In the course of a security review, an applicant may apply with MOFCOM to alter or revoke the transaction.
MOFCOM is required to notify applicants of final security review decisions in writing.
If a transaction is determined to have an impact on national security, or may have a material impact on national security, the Joint Ministerial Panel may, in accordance with the M&A Security Review Notice, require MOFCOM to work with relevant agencies to terminate the transaction. Alternatively, MOFCOM may require investors to take remedial measures to eliminate the effect of the transaction on national security, such as transferring an equity interest or assets.
The M&A Security Review Notice uses a relatively broad definition of "national security," which may provide MOFCOM, the NDRC, and other Chinese government agencies with more discretion to interpret the meaning of this key term. It remains to be seen how the panel will interpret this term in practice.
While the regulatory burden will certainly increase for deals subject to security review, we do not expect the Chinese government to use these review procedures as a tool to block a significant number of cross-border deals.

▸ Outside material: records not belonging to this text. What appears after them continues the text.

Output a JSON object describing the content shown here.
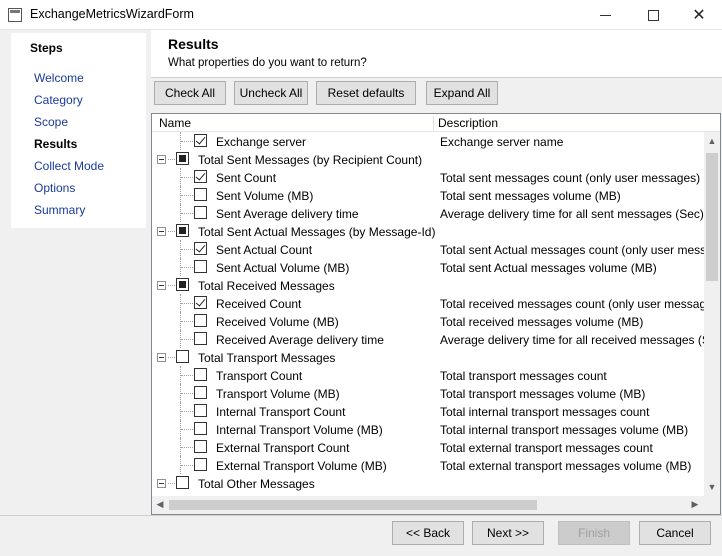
{
  "window": {
    "title": "ExchangeMetricsWizardForm"
  },
  "steps": {
    "title": "Steps",
    "items": [
      {
        "label": "Welcome",
        "active": false
      },
      {
        "label": "Category",
        "active": false
      },
      {
        "label": "Scope",
        "active": false
      },
      {
        "label": "Results",
        "active": true
      },
      {
        "label": "Collect Mode",
        "active": false
      },
      {
        "label": "Options",
        "active": false
      },
      {
        "label": "Summary",
        "active": false
      }
    ]
  },
  "header": {
    "title": "Results",
    "subtitle": "What properties do you want to return?"
  },
  "toolbar": {
    "check_all": "Check All",
    "uncheck_all": "Uncheck All",
    "reset_defaults": "Reset defaults",
    "expand_all": "Expand All"
  },
  "list": {
    "columns": {
      "name": "Name",
      "description": "Description"
    },
    "rows": [
      {
        "level": 1,
        "state": "checked",
        "name": "Exchange server",
        "description": "Exchange server name"
      },
      {
        "level": 0,
        "state": "partial",
        "name": "Total Sent Messages (by Recipient Count)",
        "description": ""
      },
      {
        "level": 1,
        "state": "checked",
        "name": "Sent Count",
        "description": "Total sent messages count (only user messages)"
      },
      {
        "level": 1,
        "state": "unchecked",
        "name": "Sent Volume (MB)",
        "description": "Total sent messages volume (MB)"
      },
      {
        "level": 1,
        "state": "unchecked",
        "name": "Sent Average delivery time",
        "description": "Average delivery time for all sent messages (Sec)"
      },
      {
        "level": 0,
        "state": "partial",
        "name": "Total Sent Actual Messages (by Message-Id)",
        "description": ""
      },
      {
        "level": 1,
        "state": "checked",
        "name": "Sent Actual Count",
        "description": "Total sent Actual messages count (only user messages"
      },
      {
        "level": 1,
        "state": "unchecked",
        "name": "Sent Actual Volume (MB)",
        "description": "Total sent Actual messages volume (MB)"
      },
      {
        "level": 0,
        "state": "partial",
        "name": "Total Received Messages",
        "description": ""
      },
      {
        "level": 1,
        "state": "checked",
        "name": "Received Count",
        "description": "Total received messages count (only user messages)"
      },
      {
        "level": 1,
        "state": "unchecked",
        "name": "Received Volume (MB)",
        "description": "Total received messages volume (MB)"
      },
      {
        "level": 1,
        "state": "unchecked",
        "name": "Received Average delivery time",
        "description": "Average delivery time for all received messages (Sec)"
      },
      {
        "level": 0,
        "state": "unchecked",
        "name": "Total Transport Messages",
        "description": ""
      },
      {
        "level": 1,
        "state": "unchecked",
        "name": "Transport Count",
        "description": "Total transport messages count"
      },
      {
        "level": 1,
        "state": "unchecked",
        "name": "Transport Volume (MB)",
        "description": "Total transport messages volume (MB)"
      },
      {
        "level": 1,
        "state": "unchecked",
        "name": "Internal Transport Count",
        "description": "Total internal transport messages count"
      },
      {
        "level": 1,
        "state": "unchecked",
        "name": "Internal Transport Volume (MB)",
        "description": "Total internal transport messages volume (MB)"
      },
      {
        "level": 1,
        "state": "unchecked",
        "name": "External Transport Count",
        "description": "Total external transport messages count"
      },
      {
        "level": 1,
        "state": "unchecked",
        "name": "External Transport Volume (MB)",
        "description": "Total external transport messages volume (MB)"
      },
      {
        "level": 0,
        "state": "unchecked",
        "name": "Total Other Messages",
        "description": ""
      }
    ]
  },
  "footer": {
    "back": "<< Back",
    "next": "Next >>",
    "finish": "Finish",
    "cancel": "Cancel"
  },
  "colors": {
    "link": "#1a3a9a",
    "window_bg": "#f0f0f0",
    "button_bg": "#e1e1e1",
    "scroll_thumb": "#cdcdcd"
  }
}
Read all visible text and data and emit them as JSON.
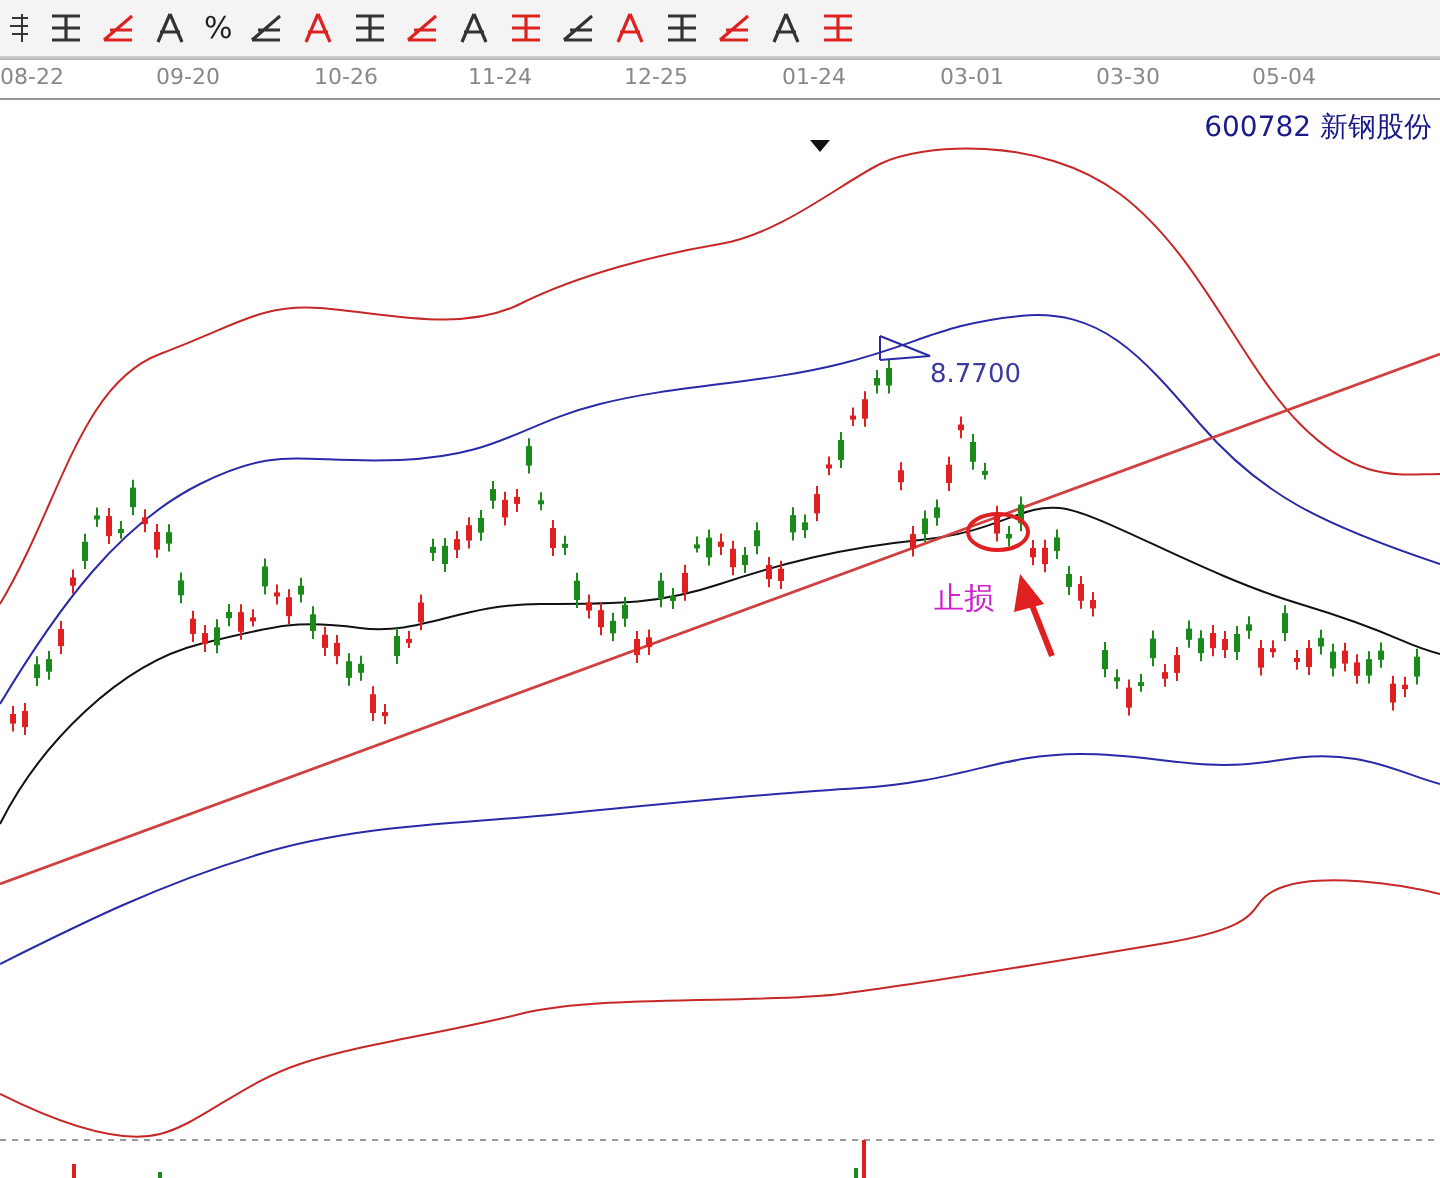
{
  "toolbar": {
    "items": [
      {
        "kind": "icon"
      },
      {
        "kind": "icon"
      },
      {
        "kind": "icon"
      },
      {
        "kind": "text",
        "label": "%"
      },
      {
        "kind": "icon"
      },
      {
        "kind": "icon"
      },
      {
        "kind": "icon"
      },
      {
        "kind": "icon"
      },
      {
        "kind": "icon"
      },
      {
        "kind": "icon"
      },
      {
        "kind": "icon"
      },
      {
        "kind": "icon"
      },
      {
        "kind": "icon"
      },
      {
        "kind": "icon"
      },
      {
        "kind": "icon"
      },
      {
        "kind": "icon"
      }
    ]
  },
  "date_axis": {
    "labels": [
      "08-22",
      "09-20",
      "10-26",
      "11-24",
      "12-25",
      "01-24",
      "03-01",
      "03-30",
      "05-04"
    ]
  },
  "chart": {
    "stock_title": "600782  新钢股份",
    "peak_label": "8.7700",
    "stop_loss_label": "止损"
  }
}
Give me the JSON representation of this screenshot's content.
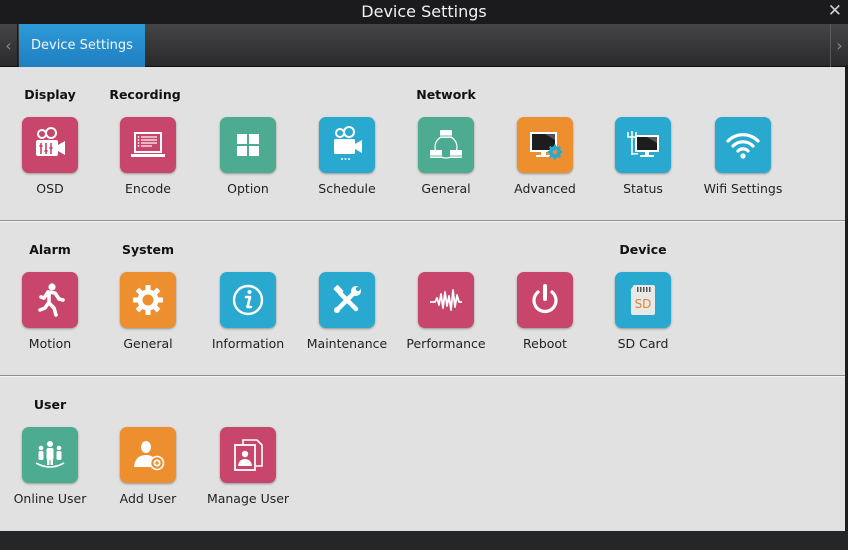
{
  "window": {
    "title": "Device Settings",
    "close_icon": "close-icon"
  },
  "tabbar": {
    "left_arrow": "‹",
    "right_arrow": "›",
    "tabs": [
      {
        "label": "Device Settings",
        "active": true
      }
    ]
  },
  "colors": {
    "pink": "#c8466b",
    "green": "#4cab90",
    "blue": "#2aa9d0",
    "orange": "#ee8f2f",
    "tab_active": "#2e9ad8",
    "panel_bg": "#e1e1e1"
  },
  "sections": {
    "display": "Display",
    "recording": "Recording",
    "network": "Network",
    "alarm": "Alarm",
    "system": "System",
    "device": "Device",
    "user": "User"
  },
  "items": {
    "osd": {
      "label": "OSD",
      "icon": "camera-sliders-icon",
      "color": "pink"
    },
    "encode": {
      "label": "Encode",
      "icon": "laptop-settings-icon",
      "color": "pink"
    },
    "option": {
      "label": "Option",
      "icon": "grid-icon",
      "color": "green"
    },
    "schedule": {
      "label": "Schedule",
      "icon": "video-camera-icon",
      "color": "blue"
    },
    "network_general": {
      "label": "General",
      "icon": "network-topology-icon",
      "color": "green"
    },
    "advanced": {
      "label": "Advanced",
      "icon": "monitor-gear-icon",
      "color": "orange"
    },
    "status": {
      "label": "Status",
      "icon": "monitor-antenna-icon",
      "color": "blue"
    },
    "wifi": {
      "label": "Wifi Settings",
      "icon": "wifi-icon",
      "color": "blue"
    },
    "motion": {
      "label": "Motion",
      "icon": "running-man-icon",
      "color": "pink"
    },
    "system_general": {
      "label": "General",
      "icon": "gear-icon",
      "color": "orange"
    },
    "information": {
      "label": "Information",
      "icon": "info-icon",
      "color": "blue"
    },
    "maintenance": {
      "label": "Maintenance",
      "icon": "tools-icon",
      "color": "blue"
    },
    "performance": {
      "label": "Performance",
      "icon": "waveform-icon",
      "color": "pink"
    },
    "reboot": {
      "label": "Reboot",
      "icon": "power-icon",
      "color": "pink"
    },
    "sdcard": {
      "label": "SD Card",
      "icon": "sd-card-icon",
      "color": "blue",
      "card_text": "SD"
    },
    "online_user": {
      "label": "Online User",
      "icon": "users-group-icon",
      "color": "green"
    },
    "add_user": {
      "label": "Add User",
      "icon": "add-user-icon",
      "color": "orange"
    },
    "manage_user": {
      "label": "Manage User",
      "icon": "user-cards-icon",
      "color": "pink"
    }
  }
}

It was recently reported that MOFCOM is in the process of formulating implementing rules and operating guidance for the M&A Security Review Notice, which will bring more certainty and transparency to the process. China Law Update will keep a close eye on those rules and guidelines.